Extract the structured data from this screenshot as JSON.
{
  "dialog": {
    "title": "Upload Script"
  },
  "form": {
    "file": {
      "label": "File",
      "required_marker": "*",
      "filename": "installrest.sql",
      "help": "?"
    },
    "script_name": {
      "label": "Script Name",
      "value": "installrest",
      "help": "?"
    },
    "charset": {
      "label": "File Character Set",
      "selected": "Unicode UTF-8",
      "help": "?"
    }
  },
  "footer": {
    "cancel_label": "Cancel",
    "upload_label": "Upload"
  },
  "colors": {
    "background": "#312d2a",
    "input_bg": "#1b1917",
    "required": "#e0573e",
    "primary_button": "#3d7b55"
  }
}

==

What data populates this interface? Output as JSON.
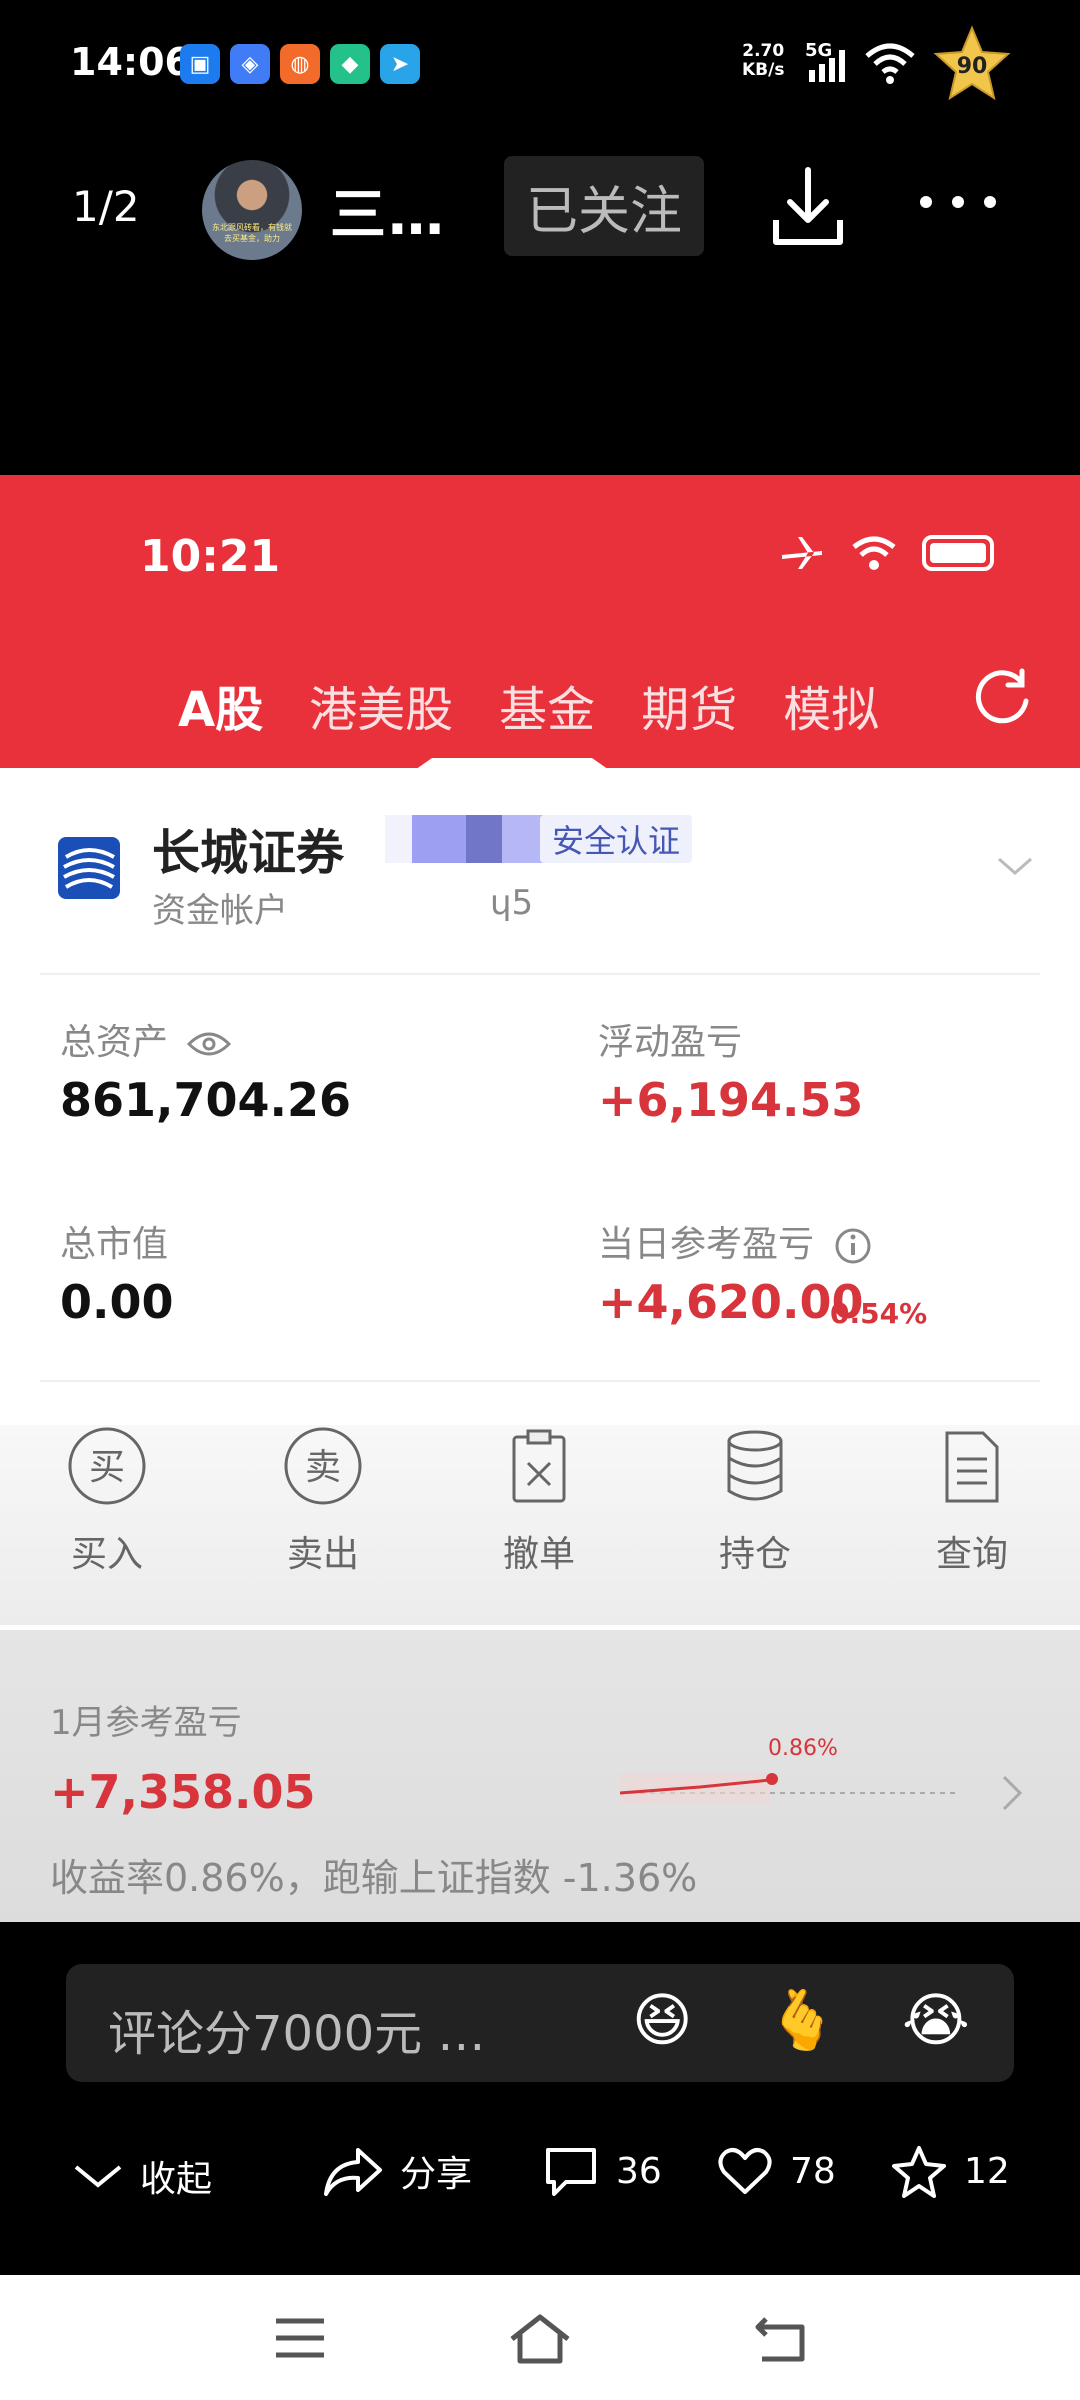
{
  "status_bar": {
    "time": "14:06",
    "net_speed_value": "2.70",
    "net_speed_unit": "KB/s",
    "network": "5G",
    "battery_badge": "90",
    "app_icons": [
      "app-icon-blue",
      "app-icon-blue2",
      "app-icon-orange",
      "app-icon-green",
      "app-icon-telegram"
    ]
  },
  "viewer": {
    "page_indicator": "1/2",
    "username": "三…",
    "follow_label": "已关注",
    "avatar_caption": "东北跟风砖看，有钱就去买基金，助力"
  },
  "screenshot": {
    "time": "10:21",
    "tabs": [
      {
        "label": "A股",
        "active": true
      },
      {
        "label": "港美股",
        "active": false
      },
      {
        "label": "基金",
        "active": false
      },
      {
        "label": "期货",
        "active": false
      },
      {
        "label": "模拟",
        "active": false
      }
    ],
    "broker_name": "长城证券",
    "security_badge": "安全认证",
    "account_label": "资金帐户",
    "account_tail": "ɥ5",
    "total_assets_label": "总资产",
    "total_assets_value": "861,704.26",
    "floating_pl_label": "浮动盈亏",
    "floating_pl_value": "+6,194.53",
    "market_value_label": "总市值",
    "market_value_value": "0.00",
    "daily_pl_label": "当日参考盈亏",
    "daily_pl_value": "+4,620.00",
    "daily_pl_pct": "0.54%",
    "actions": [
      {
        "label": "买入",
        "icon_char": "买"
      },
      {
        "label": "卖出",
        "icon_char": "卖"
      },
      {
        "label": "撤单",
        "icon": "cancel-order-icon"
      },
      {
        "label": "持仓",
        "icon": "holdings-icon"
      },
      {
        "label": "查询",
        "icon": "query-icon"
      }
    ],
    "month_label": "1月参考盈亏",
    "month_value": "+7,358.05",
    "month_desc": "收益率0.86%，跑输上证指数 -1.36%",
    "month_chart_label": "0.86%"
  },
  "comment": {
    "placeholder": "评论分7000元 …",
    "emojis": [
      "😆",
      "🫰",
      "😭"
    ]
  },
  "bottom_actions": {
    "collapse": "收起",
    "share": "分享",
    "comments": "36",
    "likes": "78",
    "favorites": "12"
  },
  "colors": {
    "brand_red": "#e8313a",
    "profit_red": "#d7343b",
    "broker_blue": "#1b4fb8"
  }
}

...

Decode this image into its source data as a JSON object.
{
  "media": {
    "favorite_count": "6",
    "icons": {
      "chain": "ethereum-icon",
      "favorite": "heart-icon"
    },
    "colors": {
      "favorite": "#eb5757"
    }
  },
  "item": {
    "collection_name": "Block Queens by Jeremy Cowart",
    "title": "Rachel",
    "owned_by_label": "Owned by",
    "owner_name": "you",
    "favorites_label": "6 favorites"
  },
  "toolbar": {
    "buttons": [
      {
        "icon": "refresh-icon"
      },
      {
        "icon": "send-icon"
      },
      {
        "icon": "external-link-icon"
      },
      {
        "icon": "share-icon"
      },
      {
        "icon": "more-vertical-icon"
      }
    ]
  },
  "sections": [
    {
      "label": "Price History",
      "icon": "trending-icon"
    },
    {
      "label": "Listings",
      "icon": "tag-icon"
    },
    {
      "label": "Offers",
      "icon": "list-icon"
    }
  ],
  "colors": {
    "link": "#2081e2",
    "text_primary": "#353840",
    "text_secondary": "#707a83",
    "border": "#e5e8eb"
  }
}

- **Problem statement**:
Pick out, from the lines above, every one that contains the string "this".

- **Written response**:
Extract the structured data from this screenshot as JSON.
What data populates this interface? Output as JSON.
Decode this image into its source data as a JSON object.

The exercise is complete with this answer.